• _Try it_
Which lines below contain the word "subtitle"? Copy each of them.

• _Data section_
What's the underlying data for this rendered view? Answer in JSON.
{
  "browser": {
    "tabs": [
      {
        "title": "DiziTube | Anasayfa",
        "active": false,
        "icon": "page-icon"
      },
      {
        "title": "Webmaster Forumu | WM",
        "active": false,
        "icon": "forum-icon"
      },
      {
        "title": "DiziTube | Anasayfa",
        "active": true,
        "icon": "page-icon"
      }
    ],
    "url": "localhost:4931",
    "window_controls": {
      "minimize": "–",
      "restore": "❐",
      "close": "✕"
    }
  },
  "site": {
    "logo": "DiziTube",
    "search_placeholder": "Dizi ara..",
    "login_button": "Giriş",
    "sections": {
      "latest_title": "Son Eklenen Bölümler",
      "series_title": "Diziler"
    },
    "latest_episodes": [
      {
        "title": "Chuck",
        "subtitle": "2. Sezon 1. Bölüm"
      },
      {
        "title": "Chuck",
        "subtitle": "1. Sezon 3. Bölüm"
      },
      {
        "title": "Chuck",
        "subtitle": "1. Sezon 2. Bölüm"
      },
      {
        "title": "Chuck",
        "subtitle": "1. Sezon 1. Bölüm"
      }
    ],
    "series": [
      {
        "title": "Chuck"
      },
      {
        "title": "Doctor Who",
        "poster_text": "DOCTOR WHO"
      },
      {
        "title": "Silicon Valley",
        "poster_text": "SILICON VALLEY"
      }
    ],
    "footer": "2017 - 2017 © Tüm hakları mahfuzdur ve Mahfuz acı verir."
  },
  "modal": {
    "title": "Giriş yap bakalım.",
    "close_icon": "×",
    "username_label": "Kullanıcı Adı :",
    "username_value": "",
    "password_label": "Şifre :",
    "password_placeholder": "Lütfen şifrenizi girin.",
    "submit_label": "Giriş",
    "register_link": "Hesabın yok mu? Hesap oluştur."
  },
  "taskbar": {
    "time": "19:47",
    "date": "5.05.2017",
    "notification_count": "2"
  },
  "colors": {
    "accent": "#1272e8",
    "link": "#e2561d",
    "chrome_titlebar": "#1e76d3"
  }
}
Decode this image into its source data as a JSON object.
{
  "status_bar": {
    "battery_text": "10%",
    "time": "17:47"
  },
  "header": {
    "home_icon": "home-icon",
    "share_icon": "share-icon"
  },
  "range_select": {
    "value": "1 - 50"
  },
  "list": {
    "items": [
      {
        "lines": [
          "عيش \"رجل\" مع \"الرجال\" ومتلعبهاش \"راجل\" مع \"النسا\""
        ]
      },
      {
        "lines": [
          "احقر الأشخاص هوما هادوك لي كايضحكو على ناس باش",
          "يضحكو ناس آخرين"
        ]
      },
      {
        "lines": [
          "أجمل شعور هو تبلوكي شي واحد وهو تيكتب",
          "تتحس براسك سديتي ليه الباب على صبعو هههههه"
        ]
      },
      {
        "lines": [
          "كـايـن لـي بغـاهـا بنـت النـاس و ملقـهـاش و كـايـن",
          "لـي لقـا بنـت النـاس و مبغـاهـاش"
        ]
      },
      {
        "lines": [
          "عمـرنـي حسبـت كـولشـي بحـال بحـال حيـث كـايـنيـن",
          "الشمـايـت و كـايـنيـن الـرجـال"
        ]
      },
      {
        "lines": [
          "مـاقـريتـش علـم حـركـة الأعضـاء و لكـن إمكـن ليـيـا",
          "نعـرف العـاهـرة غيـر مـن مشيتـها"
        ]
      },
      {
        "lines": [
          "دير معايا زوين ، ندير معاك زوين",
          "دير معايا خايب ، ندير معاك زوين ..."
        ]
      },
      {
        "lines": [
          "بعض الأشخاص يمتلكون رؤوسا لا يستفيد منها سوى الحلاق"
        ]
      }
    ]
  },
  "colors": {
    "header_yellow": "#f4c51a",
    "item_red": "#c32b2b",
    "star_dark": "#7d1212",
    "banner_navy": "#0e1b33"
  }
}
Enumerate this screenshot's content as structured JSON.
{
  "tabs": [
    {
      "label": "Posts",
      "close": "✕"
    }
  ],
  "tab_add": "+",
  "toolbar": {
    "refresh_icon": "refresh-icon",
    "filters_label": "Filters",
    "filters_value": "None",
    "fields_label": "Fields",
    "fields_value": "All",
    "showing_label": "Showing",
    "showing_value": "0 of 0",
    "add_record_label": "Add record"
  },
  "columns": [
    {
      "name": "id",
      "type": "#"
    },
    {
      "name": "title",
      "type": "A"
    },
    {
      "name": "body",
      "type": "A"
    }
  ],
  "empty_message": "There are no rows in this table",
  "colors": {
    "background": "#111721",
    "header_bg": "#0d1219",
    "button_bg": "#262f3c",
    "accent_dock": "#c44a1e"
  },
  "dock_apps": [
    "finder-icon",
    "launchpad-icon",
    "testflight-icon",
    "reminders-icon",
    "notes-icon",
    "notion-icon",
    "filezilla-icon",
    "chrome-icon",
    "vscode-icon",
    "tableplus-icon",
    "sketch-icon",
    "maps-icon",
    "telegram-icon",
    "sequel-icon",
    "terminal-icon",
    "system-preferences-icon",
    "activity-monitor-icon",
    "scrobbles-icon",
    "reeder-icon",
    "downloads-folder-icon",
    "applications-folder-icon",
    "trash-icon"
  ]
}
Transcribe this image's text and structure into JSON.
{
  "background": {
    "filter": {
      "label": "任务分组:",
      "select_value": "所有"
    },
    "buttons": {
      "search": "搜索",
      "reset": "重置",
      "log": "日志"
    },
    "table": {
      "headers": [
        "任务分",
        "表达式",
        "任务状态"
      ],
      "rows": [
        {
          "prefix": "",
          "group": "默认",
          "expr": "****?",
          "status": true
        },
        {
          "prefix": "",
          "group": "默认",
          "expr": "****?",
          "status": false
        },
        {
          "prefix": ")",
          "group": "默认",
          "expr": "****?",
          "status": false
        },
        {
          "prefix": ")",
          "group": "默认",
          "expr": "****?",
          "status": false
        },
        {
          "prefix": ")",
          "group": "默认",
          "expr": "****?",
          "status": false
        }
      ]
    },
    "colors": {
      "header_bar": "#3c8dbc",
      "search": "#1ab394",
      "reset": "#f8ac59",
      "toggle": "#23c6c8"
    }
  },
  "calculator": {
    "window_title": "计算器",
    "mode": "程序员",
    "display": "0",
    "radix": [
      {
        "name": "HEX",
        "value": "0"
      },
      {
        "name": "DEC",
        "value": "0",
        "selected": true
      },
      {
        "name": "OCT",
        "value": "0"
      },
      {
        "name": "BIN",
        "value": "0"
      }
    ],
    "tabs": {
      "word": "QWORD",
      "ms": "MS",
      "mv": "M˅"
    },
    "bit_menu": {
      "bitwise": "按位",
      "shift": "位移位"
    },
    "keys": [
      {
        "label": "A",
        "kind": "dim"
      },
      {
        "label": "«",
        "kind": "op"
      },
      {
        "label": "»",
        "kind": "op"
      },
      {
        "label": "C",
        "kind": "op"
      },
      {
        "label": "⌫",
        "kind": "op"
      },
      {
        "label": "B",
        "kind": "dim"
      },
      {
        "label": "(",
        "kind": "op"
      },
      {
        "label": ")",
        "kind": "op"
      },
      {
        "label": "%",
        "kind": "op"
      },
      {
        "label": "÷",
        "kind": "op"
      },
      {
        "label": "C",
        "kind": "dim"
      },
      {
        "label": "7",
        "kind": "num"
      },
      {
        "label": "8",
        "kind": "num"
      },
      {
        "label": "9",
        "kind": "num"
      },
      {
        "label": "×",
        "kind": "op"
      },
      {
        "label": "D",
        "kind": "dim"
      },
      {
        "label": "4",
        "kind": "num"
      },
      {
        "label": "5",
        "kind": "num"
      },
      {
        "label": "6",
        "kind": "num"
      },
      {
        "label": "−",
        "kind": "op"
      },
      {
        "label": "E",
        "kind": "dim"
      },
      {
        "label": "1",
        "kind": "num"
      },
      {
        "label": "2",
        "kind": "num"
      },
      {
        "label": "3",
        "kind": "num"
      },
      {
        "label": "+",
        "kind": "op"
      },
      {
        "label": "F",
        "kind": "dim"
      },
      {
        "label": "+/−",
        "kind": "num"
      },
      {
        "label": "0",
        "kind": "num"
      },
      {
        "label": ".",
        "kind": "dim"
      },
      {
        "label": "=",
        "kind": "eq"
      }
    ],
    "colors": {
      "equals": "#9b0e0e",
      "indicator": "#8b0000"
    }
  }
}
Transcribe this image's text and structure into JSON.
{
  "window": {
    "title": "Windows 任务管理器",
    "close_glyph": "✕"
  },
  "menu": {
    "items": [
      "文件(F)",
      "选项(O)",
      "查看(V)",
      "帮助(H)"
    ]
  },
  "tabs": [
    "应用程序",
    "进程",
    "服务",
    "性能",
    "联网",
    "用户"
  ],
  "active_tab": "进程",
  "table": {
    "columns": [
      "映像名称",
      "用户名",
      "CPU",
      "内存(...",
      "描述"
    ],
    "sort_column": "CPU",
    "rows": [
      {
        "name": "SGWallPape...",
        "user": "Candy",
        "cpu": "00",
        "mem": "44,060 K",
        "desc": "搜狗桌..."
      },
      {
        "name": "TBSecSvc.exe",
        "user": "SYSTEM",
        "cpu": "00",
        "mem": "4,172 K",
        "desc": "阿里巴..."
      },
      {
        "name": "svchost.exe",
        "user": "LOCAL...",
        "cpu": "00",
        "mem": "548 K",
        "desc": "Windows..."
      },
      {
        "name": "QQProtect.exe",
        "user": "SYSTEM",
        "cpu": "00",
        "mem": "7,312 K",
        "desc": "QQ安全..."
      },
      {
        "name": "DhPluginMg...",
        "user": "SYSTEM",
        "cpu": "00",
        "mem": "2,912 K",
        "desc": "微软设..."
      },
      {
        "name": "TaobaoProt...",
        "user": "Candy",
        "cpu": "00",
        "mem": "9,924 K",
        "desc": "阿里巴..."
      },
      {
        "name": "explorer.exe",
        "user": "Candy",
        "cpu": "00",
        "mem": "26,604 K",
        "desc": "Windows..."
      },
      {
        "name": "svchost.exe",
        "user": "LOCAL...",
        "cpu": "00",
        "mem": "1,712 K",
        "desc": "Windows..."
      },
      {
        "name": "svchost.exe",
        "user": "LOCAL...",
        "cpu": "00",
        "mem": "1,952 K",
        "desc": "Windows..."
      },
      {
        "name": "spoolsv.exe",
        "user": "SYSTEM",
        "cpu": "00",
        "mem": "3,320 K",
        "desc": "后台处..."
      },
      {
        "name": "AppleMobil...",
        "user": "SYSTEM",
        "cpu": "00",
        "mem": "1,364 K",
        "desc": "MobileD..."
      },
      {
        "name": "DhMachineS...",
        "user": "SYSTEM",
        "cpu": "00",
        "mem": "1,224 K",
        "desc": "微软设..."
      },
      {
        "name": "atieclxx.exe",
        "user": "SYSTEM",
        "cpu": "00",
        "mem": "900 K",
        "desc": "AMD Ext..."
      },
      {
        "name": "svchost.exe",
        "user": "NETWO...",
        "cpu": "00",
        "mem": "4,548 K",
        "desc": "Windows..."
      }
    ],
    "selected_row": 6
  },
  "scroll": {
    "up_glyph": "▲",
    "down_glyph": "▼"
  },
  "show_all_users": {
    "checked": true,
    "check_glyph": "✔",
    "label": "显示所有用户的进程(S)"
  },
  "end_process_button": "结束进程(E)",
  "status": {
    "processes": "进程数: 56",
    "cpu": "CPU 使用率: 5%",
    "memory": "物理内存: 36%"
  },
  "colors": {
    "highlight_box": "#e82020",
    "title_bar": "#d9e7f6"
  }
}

• _Written solution_
        "subtitle": "2. Sezon 1. Bölüm"
        "subtitle": "1. Sezon 3. Bölüm"
        "subtitle": "1. Sezon 2. Bölüm"
        "subtitle": "1. Sezon 1. Bölüm"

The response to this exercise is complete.